No wonder we can have one location with 2 inches of snow and a few miles down the road, the amounts can reach 15"! That's why we use snowfall ranges.

Tuesday, January 15, 2013

Why I Enjoy Broadcast Meteorology

I take pride in several things during an on air weather cast. The first is explaining the forecast in easy-to-understand points.  The second is explaining why the weather is happening in basic scientific terms when applicable.  Yet most viewers view the current state of the weather (whether its winter or summer, etc) here in northern Ohio as a chaotic, random system incapable of being projected more than 6 hours ahead of time. Many times, this is not far from the truth.  Yet by throwing in some local historic weather events as a good reference frame with the science and a narrative cocktail can be created which most people can drink without too many problems. Next week might be one of those instances where understanding the weather along with some history might make the colder weather a bit easier to mentally digest when it arrives. Note I said mentally.  I can only hope :)
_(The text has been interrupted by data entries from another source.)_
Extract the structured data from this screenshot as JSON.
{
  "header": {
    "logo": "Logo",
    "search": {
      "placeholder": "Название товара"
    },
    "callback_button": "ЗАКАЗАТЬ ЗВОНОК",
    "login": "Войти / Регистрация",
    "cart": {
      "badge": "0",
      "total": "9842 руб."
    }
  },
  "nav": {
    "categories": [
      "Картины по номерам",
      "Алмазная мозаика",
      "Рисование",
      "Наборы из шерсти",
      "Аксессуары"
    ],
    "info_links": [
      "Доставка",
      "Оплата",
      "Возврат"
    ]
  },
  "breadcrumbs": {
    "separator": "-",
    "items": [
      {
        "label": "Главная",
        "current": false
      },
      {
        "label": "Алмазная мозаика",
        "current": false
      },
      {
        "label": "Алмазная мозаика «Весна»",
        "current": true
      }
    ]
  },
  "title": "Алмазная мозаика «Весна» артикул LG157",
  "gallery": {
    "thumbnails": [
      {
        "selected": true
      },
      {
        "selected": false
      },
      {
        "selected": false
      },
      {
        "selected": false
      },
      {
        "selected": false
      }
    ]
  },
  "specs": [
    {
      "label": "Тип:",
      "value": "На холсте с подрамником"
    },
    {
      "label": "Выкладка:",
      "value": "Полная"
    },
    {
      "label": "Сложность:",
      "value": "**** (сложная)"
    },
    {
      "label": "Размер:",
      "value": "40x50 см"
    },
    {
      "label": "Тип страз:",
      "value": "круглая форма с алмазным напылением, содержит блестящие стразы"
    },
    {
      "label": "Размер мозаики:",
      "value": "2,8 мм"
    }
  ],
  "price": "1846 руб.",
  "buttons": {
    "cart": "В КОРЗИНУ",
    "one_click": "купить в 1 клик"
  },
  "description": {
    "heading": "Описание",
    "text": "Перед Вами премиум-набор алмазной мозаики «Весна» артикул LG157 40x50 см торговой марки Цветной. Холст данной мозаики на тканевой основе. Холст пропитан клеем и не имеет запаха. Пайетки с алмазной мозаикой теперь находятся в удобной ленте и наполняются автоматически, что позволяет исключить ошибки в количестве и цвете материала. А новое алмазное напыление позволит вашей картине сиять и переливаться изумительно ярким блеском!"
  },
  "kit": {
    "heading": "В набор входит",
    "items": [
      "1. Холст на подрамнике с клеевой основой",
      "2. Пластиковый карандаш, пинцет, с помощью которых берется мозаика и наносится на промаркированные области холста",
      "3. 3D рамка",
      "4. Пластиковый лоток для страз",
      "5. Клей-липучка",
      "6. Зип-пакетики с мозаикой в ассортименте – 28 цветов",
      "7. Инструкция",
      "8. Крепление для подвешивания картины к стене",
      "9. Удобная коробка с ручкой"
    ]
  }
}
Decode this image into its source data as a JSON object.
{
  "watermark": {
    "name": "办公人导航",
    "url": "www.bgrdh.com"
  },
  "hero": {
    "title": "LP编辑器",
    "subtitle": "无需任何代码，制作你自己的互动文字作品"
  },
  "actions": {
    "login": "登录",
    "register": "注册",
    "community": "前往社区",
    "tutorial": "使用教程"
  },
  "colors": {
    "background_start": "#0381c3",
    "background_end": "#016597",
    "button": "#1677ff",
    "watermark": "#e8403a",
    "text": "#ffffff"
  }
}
Now the situation at hand: One of the main factors in predicting LAKE EFFECT SNOW is how cold the air is (5000 feet) above the lake. More importantly, its the temperature DIFFERENCE between the lake and the 5000ft level. As long as the difference is greater than 13 degree Celsius, lake effect has a very good chance of developing (among other factors too). Greater the difference, the greater the potential for snow development.  Usually the 5000ft temp has to be at least -5 to -7 in NOV for snow to get going (given the mild lake). -10 to -15 is ideal this time of year given the water temps at 39 degrees F(4 degrees Celsius). Sometimes, we get temperatures at -20 or colder at 5000ft which is super cold! Curiosity got the better of me over the last few days so I checked the 5000 ft temperatures each day over the last 4 winters including this one here in northern Ohio. There was only one time in the last 4 winter when we had a 5000ft temp at -20. That was JANUARY 29, 2009.

Guess what the long range projections have been saying since the weekend about how cold the 5000ft level would drop to next week? You guessed it. -20!  This could mean some LAKE EFFECT SNOW and daytime highs in the teens.

Monday, January 14, 2013

What Does Lake Erie Look Like From Space?

The top image is a high resolution satellite photo of Lake Erie last week as the snow began to melt and temperatures started to climb. The lower photo is a satellite photo take in Feb 2010 showing the heavy ice cover in the lake effect areas north of Cleveland. Notice the cracks in the ice and the open water near New York. The detail on both is amazing.The red dots represent the cities of Cleveland, Lorain and Conneaut

The next two weeks will be critical in determining whether or not conditions will be cold enough for ice to form on Lake Erie. We really need about a solid week to ten days of below normal temperature to get the process started. The front coming through Sunday might set the stage for this but there is no guarantee that it will be long enough for ice to form; maybe some partial ice in the western basin.

 Will this arctic air now in eastern Canada slide further south next week?